Nature set our bodies up to naturally decay. “Rust never sleeps.” The keys to overriding decay are exercise, emotional engagement, nutrition and having a spiritual connection. The phrase, “You get old and then you die.” Should be rewritten to, “You get old and then you live.” Okinawans living in one of the famous “Blue Zones” have the highest concentrations of centenarians in the world. Elders there talk about the importance of ikigai which translates as “a reason to get up in the morning.” Find your ikigai and build your cognitive reserve. Don’t go down without a fight.
The Old Dog Learns New Tricks
This week I put my cross-country skate skis in the rack… probably for the season. I took up skate skiing fifteen months ago at age 66. The Twin Cities metropolitan area of Minnesota has arguably the best big city, cross-country skiing in the world. Learning an athletic skill is hard; frustrating, challenging. Yet being outside in winter descending a hill at 40 mph on skinny skis captured my spirit. Last season I was the slowest guy on the trail, exhausted each time a got back to my car. This year, with the help of a coach, I logged over 300 miles/500 kilometers of skiing. I gained speed and efficiency. Most importantly. I felt joy in being outdoors from 10 F below zero to thirty above with snow conditions ranging from fresh soft snow to hard packed corn. By the end of the season, I was mentally and physically enriched returning to my car after a ten mile ski.
All my life I have been attracted to adventure sports: backcountry skiing, rock and ice climbing. In my forties, I took my rock climbing skills into the realm of big-wall climbing learning to spend days climbing and living in a vertical environment. At age fifty six, I retired from difficult climbing and learned to paraglide. While not physically challenging, paragliding demands rigorous mental discipline. I also jumped into bicycle racing in my fifties. Now in my 60s, I am learning to skate ski. These sports have a long learning curve. You can’t push it. The risks of failure are consequential. These sports give me ikigai. They keep me humble. They keep me resilient. They have helped me survive the multitude of challenges life and my own mistakes have thrown at me the last ten years. I still participate in all my adventure sports; still a competitive cyclist.

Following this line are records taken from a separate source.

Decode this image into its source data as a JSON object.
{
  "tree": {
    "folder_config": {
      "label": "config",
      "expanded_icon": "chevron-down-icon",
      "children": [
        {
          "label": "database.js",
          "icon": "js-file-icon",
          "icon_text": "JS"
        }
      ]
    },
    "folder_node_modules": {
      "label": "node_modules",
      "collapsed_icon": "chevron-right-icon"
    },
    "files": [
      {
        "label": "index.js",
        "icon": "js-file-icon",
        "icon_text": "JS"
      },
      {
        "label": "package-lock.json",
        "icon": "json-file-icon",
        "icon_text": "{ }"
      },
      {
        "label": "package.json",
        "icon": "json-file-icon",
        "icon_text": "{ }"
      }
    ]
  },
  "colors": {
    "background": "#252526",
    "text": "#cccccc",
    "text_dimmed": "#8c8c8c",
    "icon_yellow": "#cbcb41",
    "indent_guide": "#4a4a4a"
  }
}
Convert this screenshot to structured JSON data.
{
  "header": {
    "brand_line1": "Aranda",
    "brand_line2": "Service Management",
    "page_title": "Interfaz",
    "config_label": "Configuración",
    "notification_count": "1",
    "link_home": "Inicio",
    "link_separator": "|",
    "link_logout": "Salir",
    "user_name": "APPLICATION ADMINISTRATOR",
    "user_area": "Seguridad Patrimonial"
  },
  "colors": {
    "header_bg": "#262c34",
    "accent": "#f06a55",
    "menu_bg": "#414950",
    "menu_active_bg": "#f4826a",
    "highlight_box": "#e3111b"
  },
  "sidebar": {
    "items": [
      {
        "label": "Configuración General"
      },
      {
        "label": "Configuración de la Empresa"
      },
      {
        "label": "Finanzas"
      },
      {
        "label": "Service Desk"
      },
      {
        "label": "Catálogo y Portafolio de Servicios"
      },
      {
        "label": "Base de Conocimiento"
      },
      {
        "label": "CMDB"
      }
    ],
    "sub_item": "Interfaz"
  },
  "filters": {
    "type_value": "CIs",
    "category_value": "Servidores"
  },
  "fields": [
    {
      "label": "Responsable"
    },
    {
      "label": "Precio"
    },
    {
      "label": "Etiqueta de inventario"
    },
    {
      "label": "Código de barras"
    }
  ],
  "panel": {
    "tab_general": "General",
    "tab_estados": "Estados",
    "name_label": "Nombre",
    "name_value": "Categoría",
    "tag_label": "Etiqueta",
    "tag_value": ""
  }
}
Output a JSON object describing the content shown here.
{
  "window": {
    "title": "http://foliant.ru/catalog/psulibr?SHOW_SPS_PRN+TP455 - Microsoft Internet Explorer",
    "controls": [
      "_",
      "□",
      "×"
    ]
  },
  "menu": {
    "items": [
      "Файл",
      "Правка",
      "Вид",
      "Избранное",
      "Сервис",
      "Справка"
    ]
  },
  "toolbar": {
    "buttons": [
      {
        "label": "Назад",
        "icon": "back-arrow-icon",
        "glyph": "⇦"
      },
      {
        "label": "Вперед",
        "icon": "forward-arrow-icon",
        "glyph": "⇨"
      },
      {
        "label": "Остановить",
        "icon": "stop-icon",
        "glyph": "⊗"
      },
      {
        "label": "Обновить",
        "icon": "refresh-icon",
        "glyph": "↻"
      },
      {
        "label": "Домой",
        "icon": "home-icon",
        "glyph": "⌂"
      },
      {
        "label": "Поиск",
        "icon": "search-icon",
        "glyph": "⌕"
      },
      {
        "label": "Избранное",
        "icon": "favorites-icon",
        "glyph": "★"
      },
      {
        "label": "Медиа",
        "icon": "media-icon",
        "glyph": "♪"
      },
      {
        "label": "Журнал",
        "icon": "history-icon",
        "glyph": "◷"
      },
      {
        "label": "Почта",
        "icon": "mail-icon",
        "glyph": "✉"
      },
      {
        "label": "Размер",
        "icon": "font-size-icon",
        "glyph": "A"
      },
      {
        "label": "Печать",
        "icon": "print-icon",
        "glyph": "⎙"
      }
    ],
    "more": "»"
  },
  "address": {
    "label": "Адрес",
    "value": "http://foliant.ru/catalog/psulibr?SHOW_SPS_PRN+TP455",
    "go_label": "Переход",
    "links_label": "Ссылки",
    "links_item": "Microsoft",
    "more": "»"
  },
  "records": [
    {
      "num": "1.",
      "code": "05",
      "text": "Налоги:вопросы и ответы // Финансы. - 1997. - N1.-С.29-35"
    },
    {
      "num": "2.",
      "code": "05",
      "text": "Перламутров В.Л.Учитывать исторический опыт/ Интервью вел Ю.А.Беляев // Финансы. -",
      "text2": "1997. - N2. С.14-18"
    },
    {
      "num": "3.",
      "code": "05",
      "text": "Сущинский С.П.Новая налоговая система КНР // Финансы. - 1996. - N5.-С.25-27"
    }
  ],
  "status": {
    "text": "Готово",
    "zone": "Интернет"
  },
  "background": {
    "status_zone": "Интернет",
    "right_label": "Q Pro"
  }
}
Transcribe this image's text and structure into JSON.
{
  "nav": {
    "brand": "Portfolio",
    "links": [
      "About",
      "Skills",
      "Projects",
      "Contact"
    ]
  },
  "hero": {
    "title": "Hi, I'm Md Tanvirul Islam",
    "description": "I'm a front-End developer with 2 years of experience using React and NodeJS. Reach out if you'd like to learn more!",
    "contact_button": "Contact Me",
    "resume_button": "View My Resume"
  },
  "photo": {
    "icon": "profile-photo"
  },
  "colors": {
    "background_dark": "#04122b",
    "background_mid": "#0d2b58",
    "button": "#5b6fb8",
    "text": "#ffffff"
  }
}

Switching to a new career as a personal trainer at age sixty has been a learning experience. I have learned and continue to learn about fitness training, nutrition, and aging. I engage with wonderful people who are my clients and friends. I have the privilege of making a difference in their lives. This also gives me ikigai.
I am finding new ways to learn and challenge my brain. With a career of technical writing in the rearview mirror, I started writing creative non-fiction in 2017. I took writing classes. I love creating and editing. Each time I sit down and write I am creating new neuron connections and a denser brain. In six years I have published three articles in national magazines and another four in international literary journals. Even though my brain is growing, I still forget where I put my car keys.
I am learning a new language. My partner is Korean-American. She speaks fluent Korean. It’s hard learning a language in your 60s. I have trouble hearing the sounds, speaking with the right accent and learning a new alphabet and grammar. When I say goodbye in Korean to the kid at the Korean grocery store it feels good. I don’t care if all these learning experiences make me live longer. Like Olga, I want to make sure I live well.
Photo: Steve and Max Markusen sharing a skate ski and a laugh, Baker Park, Minnesota, January 2022